▶ _Task description_
What is the count of lines in the data that hold the string "Suggested"? State the number alone.

** Opening Exercise inputs block **

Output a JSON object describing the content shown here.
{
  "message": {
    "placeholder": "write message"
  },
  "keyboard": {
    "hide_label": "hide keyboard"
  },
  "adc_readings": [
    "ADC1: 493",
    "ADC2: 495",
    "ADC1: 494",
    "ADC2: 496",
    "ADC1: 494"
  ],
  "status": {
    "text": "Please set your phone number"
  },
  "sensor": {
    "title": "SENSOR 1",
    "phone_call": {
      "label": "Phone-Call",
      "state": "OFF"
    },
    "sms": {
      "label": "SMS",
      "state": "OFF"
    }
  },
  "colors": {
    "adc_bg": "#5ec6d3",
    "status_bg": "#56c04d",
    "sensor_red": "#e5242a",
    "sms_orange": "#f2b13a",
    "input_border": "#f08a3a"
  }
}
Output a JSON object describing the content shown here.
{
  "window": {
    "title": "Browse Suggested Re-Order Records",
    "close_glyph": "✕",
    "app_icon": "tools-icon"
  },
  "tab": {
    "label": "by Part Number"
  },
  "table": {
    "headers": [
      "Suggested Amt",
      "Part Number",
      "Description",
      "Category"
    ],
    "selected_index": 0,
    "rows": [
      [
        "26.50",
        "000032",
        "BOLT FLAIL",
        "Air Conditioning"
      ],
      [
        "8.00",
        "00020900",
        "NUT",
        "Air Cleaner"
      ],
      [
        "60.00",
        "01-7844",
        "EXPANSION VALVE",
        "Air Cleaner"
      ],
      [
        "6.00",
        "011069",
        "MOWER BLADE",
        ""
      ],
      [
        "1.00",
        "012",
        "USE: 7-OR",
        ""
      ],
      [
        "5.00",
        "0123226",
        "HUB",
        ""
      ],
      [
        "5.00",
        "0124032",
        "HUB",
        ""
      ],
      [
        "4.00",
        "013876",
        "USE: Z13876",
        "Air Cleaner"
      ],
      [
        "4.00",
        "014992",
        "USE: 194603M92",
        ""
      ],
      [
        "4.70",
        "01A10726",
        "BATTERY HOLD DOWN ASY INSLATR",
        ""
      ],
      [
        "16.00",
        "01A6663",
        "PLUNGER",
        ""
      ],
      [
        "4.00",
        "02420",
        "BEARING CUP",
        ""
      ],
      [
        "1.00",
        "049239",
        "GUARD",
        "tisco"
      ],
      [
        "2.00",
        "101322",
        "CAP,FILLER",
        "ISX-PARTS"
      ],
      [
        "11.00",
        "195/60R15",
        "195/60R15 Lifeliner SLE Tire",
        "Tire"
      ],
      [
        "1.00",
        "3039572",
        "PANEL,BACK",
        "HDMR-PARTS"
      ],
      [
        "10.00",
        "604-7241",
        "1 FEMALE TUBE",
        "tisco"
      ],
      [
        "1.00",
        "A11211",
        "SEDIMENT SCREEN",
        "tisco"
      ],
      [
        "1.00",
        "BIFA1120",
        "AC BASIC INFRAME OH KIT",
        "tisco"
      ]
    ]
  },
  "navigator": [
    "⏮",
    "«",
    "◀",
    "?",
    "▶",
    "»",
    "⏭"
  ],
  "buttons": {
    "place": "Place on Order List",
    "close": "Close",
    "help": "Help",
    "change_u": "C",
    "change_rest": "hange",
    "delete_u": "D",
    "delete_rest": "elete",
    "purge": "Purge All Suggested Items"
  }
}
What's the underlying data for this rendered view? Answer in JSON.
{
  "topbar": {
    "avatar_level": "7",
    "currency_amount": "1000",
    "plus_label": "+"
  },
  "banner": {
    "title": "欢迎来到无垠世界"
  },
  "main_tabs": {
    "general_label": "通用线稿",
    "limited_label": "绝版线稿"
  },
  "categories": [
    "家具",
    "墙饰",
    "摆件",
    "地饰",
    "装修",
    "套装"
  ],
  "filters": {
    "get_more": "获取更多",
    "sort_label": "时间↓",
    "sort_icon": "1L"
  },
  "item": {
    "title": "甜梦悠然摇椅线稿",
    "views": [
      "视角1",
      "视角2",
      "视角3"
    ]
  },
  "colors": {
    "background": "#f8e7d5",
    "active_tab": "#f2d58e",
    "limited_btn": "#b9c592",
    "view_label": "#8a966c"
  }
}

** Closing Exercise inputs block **

▶ _Problem solution_
3